Polish on a Dated Formula
High The visuals are gorgeous.
Low The gameplay is boring.
WTF The king is a goose, I guess?
I had such high hopes when I first started playing Battle Princess of Arcadias. The 2D art is beautiful, and five minutes in, the battle princess's male guard pulls a Ned Stark and dies to further her character development. Surely, I thought, a great-looking game that turned the whole "women in refrigerators" trope on its head would be full of all kinds of surprises. But it wasn't long before I was thinking of Brad Gallaway's review of Muramasa: The Demon Blade: a game whose beautiful art can't make up for its emptiness. In fact, I was reminded of it so strongly that it surprised me to learn Vanillaware wasn't involved with Battle Princess at all.
Like I said, action-RPG Battle Princess of Arcadias is gorgeous. Players will traverse lands that are colorful: a jungle, a desert, tundra, a volcanic scene, a castle. Unfortunately, those are the only scenes in the game. Even the adorable birds and plants populating them got old quickly, being palette-swapped for the different environments. Yes, they have different powers–shooting fire in the volcano area, for instance—but such recycling seems a bad use of good art design.
Maybe the repetitive art is disappointing, but it isn't really a huge problem. What's worse is that this repetitiveness is infused throughout the gameplay.
Battle Princess has three kinds of stages: ones where a single character faces off against hordes of monsters, ones where the princess leads her army of 150 people against a huge boss monster, and "skirmishes" where she leads her armies against other armies.
The skirmishes were my favorite, because there's at least some roshambo-style strategy involved (axe-users are strong against swordsmen, for instance) and, okay–I also liked them because by the time I'd figured out how to level up my armies, I had 15,000 gold to pour into them. I wiped the floor with enemy brigades for the rest of the game.
In the other two modes? Players just walk left and kill things.
There are no puzzles, no secret rooms, no open exploration of any kind, and the game wants players to do this with ten unique characters, leveling them each to 99. Battle Princess of Arcadias is so monotonous that I kept playing it out of inertia rather than because of enjoyment, but I kept hoping for more of the magic from its first five minutes. Sadly, that magic never appeared.
Disclaimer: This game was obtained via publisher and played on the PlayStation 3. Approximately 30 hours were devoted to the single-player mode, and the game was completed. There are no multiplayer modes.

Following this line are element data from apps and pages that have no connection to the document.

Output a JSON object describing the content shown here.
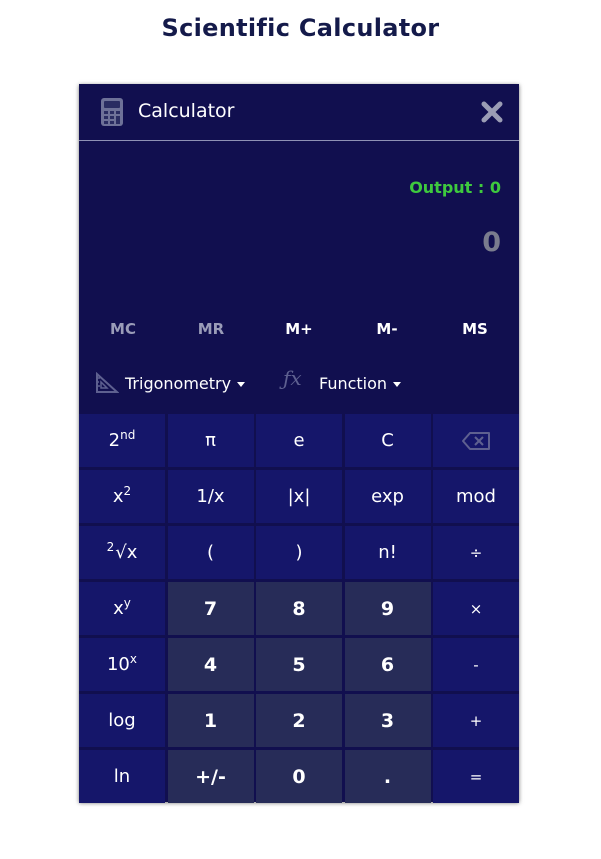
{
  "page": {
    "title": "Scientific Calculator"
  },
  "app": {
    "title": "Calculator"
  },
  "display": {
    "output_text": "Output : 0",
    "result": "0"
  },
  "memory": [
    "MC",
    "MR",
    "M+",
    "M-",
    "MS"
  ],
  "dropdowns": {
    "trig_label": "Trigonometry",
    "func_label": "Function"
  },
  "colors": {
    "calculator_bg": "#110f4f",
    "key_bg": "#15166a",
    "number_key_bg": "#272c58",
    "output_green": "#3ec93e",
    "result_gray": "#7a7c8e"
  },
  "keys": {
    "pi": "π",
    "e": "e",
    "clear": "C",
    "reciprocal": "1/x",
    "abs": "|x|",
    "exp": "exp",
    "mod": "mod",
    "open_paren": "(",
    "close_paren": ")",
    "factorial": "n!",
    "divide": "÷",
    "seven": "7",
    "eight": "8",
    "nine": "9",
    "multiply": "×",
    "four": "4",
    "five": "5",
    "six": "6",
    "minus": "-",
    "log": "log",
    "one": "1",
    "two": "2",
    "three": "3",
    "plus": "+",
    "ln": "ln",
    "negate": "+/-",
    "zero": "0",
    "decimal": ".",
    "equals": "=",
    "second": {
      "base": "2",
      "sup": "nd"
    },
    "square": {
      "base": "x",
      "sup": "2"
    },
    "sqrt": {
      "pre": "2",
      "base": "√x"
    },
    "power": {
      "base": "x",
      "sup": "y"
    },
    "ten_power": {
      "base": "10",
      "sup": "x"
    }
  }
}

Parents: According to the ESRB, this game contains: fantasy violence, suggestive themes and mild language. The violence is bloodless; even the women's outfits are appropriate for battle. The "suggestive themes" may mean the female intelligence officer who loves women in general and the battle princess in particular, or maybe the princess's talk of cooking her goose-brother and eating him. At any rate, it should be appropriate for teens.
Deaf and Hard of Hearing: The voice acting is Japanese, and all the dialogue and mission information is presented in text. I played a lot of the game with the sound off and had no problems.
But then a friend introduced her to the seedy underworld of the Mario brothers and she spent her saved-up birthday and Christmas money to buy a Nintendo Entertainment System (NES). Her mom didn't like the Nintendo at first, but The Legend of Zelda changed her mind. (When Tera got Zelda II: The Adventure of Link one Christmas, she suspected it was as much for her mother as for her).
Though she graduated from Agnes Scott College in 2002 and recently learned how to find the movie theater restroom by herself, Tera still loves video games. Far from being a brain-rotting waste of time, they've helped her practice spatial skills and discover new passions. Her love of games like Kid Icarus and The Battle of Olympus led to a degree in Classical Languages and Literatures. She thinks games have a place in discussions on disability and other cultural issues, and is excited to work with the like-minded staff at GameCritics.com.